While certainly one of the problems with the priesthood today is too few spend the necessary hours of training and study to learn the theology, we are failing our children and future generations by not creating the leaders of tomorrow. No denomination is exempt from this crisis. While there are often the obvious stories of inept priests, who hold on with a death grip to their "godchildren"/adherents through what is tantamount to terror tactics. There is also a more subtle and insidious politic of power whereby priests are demanding unyielding loyalty, outrageous time requests and guilting godchildren into doing ceremonies (to name a few things), but giving very little in return. Then, the "eldership" or "duty" response is immediately invoked, nullifying any possible response a godchild might have.
I could go on with examples, but this is sufficient enough for most to see the point. What's more important is that we look at ways in which we can, as priests, more responsibly train the priesthood in the correct/moral use of power. To be honest, one of the biggest deterrents to responsible use of power in the diaspora is the move from Eldership which in traditional Yoruba culture was based on years of life, to Eldership based only on years of priesthood (thereby allowing young people with little life experience to achieve "elder" status before they have the wisdom of what it means to achieve that). That said, that is how some traditions choose to treat eldership, so it becomes even more important to train priests in what it means to "be an elder" and wield power when time is unable to teach them those lessons.

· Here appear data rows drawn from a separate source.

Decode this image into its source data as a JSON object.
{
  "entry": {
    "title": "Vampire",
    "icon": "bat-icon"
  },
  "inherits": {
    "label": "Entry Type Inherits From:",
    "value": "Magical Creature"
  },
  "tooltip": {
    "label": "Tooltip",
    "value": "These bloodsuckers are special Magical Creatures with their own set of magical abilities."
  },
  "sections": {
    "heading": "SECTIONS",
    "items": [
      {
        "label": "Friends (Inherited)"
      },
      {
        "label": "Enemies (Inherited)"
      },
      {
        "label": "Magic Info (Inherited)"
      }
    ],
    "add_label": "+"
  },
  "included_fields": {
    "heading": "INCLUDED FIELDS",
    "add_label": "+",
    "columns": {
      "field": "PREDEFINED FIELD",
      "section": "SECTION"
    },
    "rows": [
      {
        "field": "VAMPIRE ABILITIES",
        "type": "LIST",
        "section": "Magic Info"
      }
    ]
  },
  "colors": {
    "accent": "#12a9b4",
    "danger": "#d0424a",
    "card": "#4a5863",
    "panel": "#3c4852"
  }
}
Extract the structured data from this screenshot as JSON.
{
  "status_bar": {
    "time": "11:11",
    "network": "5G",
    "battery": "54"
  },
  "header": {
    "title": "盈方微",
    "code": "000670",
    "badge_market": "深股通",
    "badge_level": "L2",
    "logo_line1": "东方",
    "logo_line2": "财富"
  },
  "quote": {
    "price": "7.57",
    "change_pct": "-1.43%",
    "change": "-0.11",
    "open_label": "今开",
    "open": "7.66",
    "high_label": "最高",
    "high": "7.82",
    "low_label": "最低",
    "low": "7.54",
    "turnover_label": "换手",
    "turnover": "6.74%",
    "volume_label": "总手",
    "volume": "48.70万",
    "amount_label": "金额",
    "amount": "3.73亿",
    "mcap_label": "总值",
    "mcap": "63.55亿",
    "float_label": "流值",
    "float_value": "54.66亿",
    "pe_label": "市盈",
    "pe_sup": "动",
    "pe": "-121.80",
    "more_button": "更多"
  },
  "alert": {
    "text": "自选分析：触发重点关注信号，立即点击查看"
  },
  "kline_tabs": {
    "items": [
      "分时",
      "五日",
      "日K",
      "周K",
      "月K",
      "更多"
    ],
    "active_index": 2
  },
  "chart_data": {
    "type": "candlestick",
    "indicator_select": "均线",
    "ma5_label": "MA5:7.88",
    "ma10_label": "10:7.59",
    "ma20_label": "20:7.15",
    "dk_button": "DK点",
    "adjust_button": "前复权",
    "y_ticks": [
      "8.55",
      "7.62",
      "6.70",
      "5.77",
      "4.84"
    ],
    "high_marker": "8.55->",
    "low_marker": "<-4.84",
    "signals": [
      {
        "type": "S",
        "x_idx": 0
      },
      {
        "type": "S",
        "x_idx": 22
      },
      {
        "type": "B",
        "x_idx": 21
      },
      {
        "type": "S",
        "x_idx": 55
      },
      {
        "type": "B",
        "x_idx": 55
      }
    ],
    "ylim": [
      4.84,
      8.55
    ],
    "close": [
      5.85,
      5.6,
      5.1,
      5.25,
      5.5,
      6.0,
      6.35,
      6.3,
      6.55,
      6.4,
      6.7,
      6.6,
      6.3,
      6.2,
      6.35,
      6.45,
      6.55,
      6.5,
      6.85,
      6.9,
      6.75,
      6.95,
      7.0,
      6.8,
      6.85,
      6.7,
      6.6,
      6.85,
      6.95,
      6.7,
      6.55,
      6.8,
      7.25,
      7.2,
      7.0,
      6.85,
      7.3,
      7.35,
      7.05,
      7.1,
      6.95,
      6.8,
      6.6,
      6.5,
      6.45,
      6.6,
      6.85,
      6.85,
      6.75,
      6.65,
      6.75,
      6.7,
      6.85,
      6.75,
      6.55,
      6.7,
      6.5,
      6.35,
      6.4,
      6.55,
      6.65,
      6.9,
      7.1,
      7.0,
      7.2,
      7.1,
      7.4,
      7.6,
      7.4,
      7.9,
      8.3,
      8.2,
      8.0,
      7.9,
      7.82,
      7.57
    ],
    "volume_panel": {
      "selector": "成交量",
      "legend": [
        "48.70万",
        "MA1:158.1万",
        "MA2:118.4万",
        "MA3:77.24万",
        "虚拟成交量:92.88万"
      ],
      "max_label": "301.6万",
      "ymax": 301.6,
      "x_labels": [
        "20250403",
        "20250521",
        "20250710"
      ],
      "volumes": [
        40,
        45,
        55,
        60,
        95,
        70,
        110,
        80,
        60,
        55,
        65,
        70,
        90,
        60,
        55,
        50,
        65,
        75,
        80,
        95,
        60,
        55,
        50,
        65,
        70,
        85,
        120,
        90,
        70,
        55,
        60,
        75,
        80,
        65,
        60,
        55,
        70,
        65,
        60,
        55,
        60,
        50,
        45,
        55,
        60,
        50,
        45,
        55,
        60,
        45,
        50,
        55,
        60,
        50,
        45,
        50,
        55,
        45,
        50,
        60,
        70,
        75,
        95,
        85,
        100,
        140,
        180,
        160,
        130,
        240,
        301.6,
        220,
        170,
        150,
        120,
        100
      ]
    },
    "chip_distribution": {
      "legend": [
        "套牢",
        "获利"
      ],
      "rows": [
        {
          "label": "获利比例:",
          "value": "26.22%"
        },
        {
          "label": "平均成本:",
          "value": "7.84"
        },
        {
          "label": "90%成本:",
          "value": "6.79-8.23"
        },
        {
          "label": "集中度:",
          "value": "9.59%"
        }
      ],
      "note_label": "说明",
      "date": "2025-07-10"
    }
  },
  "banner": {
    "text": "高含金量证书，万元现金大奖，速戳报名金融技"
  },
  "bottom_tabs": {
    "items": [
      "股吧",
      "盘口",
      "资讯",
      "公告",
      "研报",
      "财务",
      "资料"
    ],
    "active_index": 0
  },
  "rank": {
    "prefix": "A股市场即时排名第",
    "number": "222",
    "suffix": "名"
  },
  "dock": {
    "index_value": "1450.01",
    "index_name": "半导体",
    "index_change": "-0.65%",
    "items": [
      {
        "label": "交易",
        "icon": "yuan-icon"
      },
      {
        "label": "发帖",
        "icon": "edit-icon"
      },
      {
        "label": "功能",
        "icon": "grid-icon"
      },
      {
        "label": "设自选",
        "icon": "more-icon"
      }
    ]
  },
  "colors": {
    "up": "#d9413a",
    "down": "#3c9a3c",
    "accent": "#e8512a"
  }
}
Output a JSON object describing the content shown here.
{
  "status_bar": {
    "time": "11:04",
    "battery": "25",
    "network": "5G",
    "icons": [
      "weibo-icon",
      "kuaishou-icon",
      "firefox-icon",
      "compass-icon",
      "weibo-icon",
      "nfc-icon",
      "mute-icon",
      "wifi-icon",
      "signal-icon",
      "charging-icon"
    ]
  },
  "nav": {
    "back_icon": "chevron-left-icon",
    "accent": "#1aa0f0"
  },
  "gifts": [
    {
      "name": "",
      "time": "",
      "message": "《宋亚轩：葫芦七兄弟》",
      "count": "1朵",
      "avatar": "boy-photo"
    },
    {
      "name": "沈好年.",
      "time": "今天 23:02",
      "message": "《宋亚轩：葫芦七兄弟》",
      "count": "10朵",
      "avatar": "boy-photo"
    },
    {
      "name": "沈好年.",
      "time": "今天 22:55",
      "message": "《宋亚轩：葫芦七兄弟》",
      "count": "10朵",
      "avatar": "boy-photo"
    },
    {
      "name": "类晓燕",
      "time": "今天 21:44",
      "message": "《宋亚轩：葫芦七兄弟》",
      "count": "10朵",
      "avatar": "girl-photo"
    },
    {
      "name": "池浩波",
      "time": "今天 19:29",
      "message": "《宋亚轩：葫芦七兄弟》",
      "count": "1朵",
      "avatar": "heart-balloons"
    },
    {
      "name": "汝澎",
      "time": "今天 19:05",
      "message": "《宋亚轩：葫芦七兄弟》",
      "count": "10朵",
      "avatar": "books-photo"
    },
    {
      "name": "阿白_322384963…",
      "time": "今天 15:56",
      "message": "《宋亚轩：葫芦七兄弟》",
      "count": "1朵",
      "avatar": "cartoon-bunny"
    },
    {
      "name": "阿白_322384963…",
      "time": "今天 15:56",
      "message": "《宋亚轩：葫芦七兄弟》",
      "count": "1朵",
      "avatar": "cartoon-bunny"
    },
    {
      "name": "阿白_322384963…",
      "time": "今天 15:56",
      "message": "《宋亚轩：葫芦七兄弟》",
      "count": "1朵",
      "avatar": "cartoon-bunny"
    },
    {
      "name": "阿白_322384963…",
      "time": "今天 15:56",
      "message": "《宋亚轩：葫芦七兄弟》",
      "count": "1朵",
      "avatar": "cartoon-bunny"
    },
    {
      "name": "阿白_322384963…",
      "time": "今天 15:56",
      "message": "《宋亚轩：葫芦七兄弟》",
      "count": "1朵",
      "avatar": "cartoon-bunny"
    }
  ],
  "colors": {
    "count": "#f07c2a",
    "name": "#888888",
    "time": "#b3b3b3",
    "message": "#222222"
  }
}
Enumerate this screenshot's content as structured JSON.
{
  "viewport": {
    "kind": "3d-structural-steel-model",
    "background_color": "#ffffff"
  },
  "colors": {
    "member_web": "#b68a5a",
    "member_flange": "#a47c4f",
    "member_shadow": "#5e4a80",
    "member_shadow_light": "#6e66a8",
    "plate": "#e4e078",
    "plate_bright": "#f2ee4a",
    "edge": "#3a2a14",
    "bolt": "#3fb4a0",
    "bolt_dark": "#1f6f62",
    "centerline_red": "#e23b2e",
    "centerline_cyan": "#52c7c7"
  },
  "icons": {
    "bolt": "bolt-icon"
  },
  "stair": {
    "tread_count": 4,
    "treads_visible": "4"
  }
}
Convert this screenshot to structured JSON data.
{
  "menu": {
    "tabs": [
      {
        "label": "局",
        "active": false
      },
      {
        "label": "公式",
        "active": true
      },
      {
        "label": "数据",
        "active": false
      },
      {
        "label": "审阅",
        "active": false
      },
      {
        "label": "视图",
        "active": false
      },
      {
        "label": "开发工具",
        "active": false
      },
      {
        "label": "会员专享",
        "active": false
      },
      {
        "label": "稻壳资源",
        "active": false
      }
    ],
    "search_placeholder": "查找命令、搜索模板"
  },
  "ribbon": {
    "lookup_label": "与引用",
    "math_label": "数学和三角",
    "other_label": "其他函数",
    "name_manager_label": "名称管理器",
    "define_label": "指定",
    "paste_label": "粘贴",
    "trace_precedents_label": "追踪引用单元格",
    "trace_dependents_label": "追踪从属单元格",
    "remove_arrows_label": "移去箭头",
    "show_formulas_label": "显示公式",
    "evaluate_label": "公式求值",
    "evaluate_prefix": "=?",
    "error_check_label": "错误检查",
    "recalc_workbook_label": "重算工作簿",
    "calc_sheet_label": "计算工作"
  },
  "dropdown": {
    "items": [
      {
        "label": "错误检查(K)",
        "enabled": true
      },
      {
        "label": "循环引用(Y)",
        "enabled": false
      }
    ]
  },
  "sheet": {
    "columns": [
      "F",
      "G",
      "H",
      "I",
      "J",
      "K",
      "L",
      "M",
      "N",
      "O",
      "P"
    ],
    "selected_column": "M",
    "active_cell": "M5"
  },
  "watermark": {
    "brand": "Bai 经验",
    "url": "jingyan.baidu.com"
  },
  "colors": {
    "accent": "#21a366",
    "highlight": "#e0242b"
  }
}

My personal opinion is that all priests from all denomination should be required to train as a priest for a minimum number of years (7 at least) before they are allowed to initiation other priests. This isn't unreasonable, and doesn't go against any "rules" of any of the denominations (except perhaps the American "my rights" attitude). Additionally, priests should be required to have many conversations with their new initiates about the roles/responsibilities they now have, and about what it means to have power over someone. This is of course a difficult thing to enforce, and unfortunately there are already a fair number of priests who have their own cadre of priests, all of whom do not understand the dynamic or responsibilities of power. In my eyes, it's in the hands of the true Elders to begin enforcing these rules and leading by example instead of being caught up in the petty politics of power and greed.
I will never forget the look in the eyes of an older woman when she learned I was a Babalawo and training as such. There was a reverence and respect that I'm not sure I deserved or was worthy of, simply because I had a title and had undergone an initiation. I hope to live up to her expectation. That is a look that can humble you, or can ignite a dangerous pride which results in abuse and greed. I am only thankful that I have been put in enough positions of leadership in my work and personal life to know the responsibility it entails, and the consequences if you fail to live up to that responsibility.
May there be further conversations ...
Marcos Ifalola Sanchez